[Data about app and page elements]
****************

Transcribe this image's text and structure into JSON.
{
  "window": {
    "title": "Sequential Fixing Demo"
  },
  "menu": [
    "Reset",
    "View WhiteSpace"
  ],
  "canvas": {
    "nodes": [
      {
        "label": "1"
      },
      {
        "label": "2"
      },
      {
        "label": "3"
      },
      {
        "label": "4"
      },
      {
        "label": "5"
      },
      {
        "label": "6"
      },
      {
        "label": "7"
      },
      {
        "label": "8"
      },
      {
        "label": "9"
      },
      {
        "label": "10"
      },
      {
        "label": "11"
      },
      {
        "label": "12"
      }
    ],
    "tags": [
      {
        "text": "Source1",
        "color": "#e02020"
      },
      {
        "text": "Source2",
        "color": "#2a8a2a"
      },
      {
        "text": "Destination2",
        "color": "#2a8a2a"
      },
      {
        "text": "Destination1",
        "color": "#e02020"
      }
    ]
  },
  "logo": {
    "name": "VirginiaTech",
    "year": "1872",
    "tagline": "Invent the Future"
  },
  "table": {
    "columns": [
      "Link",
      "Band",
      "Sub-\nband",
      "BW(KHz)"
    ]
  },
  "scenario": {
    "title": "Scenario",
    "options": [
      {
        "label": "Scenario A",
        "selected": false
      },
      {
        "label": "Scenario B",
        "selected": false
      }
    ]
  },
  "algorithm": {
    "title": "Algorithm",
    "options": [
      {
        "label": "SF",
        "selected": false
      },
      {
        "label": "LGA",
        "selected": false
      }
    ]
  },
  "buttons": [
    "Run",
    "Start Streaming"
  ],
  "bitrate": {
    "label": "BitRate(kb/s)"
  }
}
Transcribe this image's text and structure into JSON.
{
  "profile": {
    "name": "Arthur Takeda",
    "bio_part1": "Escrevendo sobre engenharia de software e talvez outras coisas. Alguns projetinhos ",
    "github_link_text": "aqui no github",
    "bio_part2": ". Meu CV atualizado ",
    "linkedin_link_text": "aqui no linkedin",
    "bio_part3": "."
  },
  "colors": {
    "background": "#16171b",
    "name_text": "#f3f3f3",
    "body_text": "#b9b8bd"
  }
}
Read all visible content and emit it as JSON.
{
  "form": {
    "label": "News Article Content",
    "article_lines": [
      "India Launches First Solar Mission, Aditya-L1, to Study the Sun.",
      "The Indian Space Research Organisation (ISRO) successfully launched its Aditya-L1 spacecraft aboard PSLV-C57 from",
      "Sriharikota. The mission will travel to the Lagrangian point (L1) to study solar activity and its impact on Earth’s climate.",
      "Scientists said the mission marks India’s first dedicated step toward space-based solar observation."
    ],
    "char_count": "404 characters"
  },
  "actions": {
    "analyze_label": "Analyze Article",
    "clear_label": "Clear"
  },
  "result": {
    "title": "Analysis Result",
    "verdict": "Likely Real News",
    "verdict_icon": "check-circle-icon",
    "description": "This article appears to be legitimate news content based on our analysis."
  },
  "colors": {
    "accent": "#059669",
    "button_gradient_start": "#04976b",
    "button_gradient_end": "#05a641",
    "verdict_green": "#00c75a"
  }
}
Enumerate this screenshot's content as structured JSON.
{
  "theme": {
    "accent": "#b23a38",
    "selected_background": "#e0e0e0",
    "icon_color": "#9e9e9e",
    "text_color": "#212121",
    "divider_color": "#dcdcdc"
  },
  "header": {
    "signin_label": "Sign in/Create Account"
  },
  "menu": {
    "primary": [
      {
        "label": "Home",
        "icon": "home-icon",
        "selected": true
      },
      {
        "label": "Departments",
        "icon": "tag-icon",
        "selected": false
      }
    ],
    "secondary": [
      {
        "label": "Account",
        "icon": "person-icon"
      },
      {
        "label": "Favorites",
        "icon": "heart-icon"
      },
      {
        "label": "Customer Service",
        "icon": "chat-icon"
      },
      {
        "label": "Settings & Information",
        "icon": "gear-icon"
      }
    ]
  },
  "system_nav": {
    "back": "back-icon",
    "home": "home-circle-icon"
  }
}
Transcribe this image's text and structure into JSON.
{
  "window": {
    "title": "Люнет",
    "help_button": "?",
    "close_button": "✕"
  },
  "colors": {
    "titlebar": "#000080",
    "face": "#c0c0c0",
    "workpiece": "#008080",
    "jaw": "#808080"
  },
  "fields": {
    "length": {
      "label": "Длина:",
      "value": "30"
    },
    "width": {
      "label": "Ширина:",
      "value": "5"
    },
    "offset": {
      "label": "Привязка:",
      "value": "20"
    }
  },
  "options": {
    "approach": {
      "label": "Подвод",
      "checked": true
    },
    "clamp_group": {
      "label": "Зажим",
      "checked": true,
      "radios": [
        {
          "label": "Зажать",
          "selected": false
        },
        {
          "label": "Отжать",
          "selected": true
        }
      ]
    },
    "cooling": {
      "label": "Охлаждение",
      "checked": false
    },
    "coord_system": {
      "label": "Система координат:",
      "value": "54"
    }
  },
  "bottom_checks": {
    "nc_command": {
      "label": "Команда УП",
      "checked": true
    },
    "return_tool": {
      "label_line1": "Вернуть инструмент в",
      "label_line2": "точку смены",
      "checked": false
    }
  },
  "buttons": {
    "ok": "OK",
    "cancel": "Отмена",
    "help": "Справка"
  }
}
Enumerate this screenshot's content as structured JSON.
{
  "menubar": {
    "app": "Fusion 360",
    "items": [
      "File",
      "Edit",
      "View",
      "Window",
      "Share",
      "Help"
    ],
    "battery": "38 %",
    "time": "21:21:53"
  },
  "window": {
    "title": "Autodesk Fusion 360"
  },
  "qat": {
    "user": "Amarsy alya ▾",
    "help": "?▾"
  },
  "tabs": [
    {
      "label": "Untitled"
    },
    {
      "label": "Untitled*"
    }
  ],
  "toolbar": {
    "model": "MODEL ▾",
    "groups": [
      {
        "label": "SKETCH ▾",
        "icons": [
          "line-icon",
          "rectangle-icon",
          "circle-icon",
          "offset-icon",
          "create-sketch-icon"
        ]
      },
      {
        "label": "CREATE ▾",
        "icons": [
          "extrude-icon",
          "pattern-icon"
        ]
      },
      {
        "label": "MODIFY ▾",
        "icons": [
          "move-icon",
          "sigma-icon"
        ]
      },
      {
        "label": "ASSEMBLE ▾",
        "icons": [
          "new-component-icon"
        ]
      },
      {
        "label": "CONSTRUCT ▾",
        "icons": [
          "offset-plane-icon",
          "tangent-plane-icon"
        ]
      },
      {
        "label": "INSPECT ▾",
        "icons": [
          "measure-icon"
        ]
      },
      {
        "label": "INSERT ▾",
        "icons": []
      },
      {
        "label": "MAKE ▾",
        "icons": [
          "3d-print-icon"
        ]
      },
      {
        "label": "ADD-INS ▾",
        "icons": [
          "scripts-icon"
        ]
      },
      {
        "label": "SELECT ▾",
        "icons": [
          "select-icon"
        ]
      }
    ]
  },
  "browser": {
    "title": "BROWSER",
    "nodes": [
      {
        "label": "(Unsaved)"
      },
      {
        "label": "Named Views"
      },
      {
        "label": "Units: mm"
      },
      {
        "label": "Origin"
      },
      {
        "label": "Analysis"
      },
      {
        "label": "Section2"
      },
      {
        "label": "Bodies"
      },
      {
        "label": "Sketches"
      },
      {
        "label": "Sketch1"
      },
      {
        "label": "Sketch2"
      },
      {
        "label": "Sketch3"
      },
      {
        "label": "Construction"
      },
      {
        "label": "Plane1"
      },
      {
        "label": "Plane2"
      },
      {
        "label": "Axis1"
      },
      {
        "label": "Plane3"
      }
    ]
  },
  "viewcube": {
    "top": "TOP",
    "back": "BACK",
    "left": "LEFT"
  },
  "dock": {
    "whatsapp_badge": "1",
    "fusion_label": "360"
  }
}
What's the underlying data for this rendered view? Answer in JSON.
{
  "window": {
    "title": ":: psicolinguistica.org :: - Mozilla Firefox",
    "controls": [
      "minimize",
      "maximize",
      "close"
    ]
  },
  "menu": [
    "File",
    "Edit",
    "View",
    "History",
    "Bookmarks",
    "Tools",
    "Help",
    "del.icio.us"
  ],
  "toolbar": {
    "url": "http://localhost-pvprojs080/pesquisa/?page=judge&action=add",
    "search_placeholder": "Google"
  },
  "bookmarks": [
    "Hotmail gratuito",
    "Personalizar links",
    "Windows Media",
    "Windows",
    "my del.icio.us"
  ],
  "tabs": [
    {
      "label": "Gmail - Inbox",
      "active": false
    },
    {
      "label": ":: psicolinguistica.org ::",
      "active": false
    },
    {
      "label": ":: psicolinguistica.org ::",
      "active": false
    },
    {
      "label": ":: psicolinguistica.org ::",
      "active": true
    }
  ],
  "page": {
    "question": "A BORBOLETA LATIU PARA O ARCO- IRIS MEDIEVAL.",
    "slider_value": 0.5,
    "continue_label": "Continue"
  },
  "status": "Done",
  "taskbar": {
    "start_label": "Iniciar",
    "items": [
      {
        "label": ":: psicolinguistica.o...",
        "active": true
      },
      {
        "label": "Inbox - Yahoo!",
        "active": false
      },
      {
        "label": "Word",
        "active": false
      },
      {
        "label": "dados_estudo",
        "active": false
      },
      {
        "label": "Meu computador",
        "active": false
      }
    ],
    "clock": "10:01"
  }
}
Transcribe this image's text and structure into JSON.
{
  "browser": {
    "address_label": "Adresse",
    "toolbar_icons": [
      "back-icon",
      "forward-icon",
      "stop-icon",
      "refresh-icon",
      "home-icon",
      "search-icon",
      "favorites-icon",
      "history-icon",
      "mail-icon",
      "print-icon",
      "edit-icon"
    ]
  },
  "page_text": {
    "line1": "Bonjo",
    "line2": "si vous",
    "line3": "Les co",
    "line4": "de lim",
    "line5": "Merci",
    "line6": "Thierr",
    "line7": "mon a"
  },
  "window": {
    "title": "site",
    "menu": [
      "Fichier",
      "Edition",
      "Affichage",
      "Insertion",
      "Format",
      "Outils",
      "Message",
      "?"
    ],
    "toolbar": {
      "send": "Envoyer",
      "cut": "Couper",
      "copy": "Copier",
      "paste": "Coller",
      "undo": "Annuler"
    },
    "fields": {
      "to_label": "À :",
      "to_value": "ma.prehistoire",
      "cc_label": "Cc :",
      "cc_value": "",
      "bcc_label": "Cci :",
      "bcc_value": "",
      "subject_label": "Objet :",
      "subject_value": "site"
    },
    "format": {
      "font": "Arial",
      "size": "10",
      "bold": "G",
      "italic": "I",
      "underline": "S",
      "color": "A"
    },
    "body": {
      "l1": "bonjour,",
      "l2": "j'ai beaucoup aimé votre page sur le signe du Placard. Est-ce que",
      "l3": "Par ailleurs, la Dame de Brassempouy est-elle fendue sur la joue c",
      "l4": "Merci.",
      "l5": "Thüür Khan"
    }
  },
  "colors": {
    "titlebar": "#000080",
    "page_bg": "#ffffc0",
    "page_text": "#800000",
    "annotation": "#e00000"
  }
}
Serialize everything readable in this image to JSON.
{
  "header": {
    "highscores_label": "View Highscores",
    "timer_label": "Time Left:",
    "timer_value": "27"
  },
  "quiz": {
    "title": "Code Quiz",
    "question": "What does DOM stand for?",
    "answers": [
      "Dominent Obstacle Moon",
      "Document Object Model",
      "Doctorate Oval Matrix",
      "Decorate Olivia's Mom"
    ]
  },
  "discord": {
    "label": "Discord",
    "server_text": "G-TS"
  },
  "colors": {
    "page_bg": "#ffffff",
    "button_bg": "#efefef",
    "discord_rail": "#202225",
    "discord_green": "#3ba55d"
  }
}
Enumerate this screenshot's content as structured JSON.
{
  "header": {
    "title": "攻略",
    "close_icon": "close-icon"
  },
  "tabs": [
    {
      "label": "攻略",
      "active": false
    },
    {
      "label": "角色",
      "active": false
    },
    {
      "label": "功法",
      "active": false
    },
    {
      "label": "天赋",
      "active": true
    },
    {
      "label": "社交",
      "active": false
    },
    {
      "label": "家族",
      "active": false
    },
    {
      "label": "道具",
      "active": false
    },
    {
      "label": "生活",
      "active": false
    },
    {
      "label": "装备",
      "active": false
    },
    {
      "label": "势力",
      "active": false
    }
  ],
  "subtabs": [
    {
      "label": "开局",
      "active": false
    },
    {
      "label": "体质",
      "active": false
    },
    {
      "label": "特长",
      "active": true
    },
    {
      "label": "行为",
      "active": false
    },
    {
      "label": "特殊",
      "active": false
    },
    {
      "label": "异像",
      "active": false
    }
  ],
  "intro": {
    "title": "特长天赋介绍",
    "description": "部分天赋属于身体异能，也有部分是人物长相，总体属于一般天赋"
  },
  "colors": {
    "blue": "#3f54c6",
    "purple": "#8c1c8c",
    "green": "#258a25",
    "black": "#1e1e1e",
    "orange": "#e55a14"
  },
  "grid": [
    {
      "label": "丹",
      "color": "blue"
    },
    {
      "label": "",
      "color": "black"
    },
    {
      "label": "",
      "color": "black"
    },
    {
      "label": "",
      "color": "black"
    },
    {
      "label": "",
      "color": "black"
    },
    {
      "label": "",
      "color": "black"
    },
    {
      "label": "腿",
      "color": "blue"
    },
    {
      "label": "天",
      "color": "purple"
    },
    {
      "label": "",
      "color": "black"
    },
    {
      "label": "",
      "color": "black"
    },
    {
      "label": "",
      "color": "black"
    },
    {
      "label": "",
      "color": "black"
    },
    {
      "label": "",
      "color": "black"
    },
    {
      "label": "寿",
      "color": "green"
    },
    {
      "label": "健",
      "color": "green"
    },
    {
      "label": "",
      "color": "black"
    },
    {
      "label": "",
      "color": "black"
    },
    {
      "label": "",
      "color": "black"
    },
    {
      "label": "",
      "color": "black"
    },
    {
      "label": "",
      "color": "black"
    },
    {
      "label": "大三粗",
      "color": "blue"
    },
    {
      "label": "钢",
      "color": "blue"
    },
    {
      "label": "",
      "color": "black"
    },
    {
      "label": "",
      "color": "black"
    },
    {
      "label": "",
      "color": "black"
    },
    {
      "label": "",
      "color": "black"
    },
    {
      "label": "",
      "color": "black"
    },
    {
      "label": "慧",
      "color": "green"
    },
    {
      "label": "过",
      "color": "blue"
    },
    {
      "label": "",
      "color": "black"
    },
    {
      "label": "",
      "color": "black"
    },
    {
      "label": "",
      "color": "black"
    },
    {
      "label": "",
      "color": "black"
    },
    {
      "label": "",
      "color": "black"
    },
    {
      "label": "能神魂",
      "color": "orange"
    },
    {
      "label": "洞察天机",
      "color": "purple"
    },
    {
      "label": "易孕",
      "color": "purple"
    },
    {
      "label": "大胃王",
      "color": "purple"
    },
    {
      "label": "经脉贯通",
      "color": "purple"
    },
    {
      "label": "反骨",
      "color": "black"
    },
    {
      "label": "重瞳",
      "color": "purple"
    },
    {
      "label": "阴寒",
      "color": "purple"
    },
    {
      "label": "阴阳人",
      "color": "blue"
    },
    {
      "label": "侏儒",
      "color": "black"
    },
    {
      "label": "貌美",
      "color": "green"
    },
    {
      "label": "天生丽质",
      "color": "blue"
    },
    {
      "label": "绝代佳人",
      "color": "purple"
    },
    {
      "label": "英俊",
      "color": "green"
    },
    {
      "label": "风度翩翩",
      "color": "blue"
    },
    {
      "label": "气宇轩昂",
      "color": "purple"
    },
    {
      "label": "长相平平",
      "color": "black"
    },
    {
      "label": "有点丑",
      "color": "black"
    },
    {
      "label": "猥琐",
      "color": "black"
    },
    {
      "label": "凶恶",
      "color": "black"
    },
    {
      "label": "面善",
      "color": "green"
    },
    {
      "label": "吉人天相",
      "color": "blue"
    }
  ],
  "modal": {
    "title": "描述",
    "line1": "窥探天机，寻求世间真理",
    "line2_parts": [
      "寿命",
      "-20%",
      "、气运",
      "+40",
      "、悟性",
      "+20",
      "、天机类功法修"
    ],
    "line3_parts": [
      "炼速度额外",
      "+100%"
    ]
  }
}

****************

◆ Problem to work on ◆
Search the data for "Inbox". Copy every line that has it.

◆ The answer ◆
      "label": "Gmail - Inbox",
        "label": "Inbox - Yahoo!",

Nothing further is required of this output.